Some children would run away when they noticed her, some would hide behind their mothers as their mothers would say, “Bhoy er ki ache? Kicchu hobena. (What is there to fear? Nothing will happen.)” She was aware of their dread when they saw her emerge from a crowd of ordinary and ‘acceptable’ people. She knew they thought she would abduct them and turn them into her kind. She also knew how stereotypical the human mind was — how unwholesome, how hostile it was towards anything different. As opposed to the children who feared her kind and those grown-ups who abhorred them, there were still some she knew who wore the garb of humanity, who did not fling the term “Hijra (eunuchs)” as a slur — people like Saleem bhai (brother), Ruma chachi (aunty), the vegetable vendor, Kakoli, and Rubel, the postman.

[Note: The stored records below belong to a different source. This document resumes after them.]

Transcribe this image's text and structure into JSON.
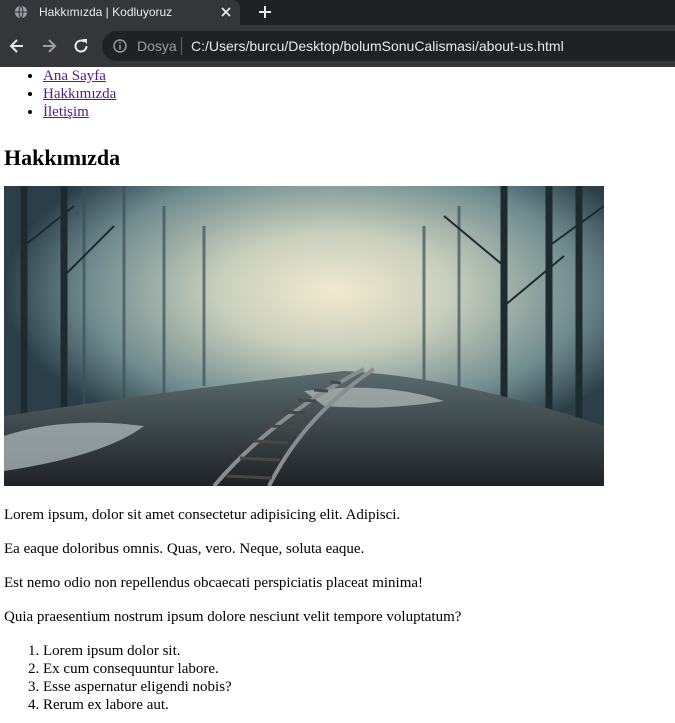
{
  "browser": {
    "tab": {
      "title": "Hakkımızda | Kodluyoruz"
    },
    "address": {
      "security_label": "Dosya",
      "url": "C:/Users/burcu/Desktop/bolumSonuCalismasi/about-us.html"
    },
    "colors": {
      "tabstrip": "#202124",
      "toolbar": "#35363a",
      "omnibox": "#202124"
    }
  },
  "page": {
    "nav": [
      {
        "label": "Ana Sayfa"
      },
      {
        "label": "Hakkımızda"
      },
      {
        "label": "İletişim"
      }
    ],
    "title": "Hakkımızda",
    "paragraphs": [
      "Lorem ipsum, dolor sit amet consectetur adipisicing elit. Adipisci.",
      "Ea eaque doloribus omnis. Quas, vero. Neque, soluta eaque.",
      "Est nemo odio non repellendus obcaecati perspiciatis placeat minima!",
      "Quia praesentium nostrum ipsum dolore nesciunt velit tempore voluptatum?"
    ],
    "ordered_list": [
      "Lorem ipsum dolor sit.",
      "Ex cum consequuntur labore.",
      "Esse aspernatur eligendi nobis?",
      "Rerum ex labore aut."
    ],
    "link_color": "#551a8b"
  }
}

On that day, the air in the market was thick with flies and the unholy stench of meat, sacrificial animal gut and excrement; the ground was tinged with blood and boric acid. Beggars, Hijras and Bedes (nomadic tribals) populated the streets; some in their usual clothes, some in their best; and some with all of their limbs in proper places, some amputated. It was as though Qurbani Eid ( where animal sacrifices are made to God on a particular date by a particular person) had given them a secret clarion call — a call only those living in the cages of poverty and in the margins of society could decipher — as if it was their turn to sacrifice the meat. Read more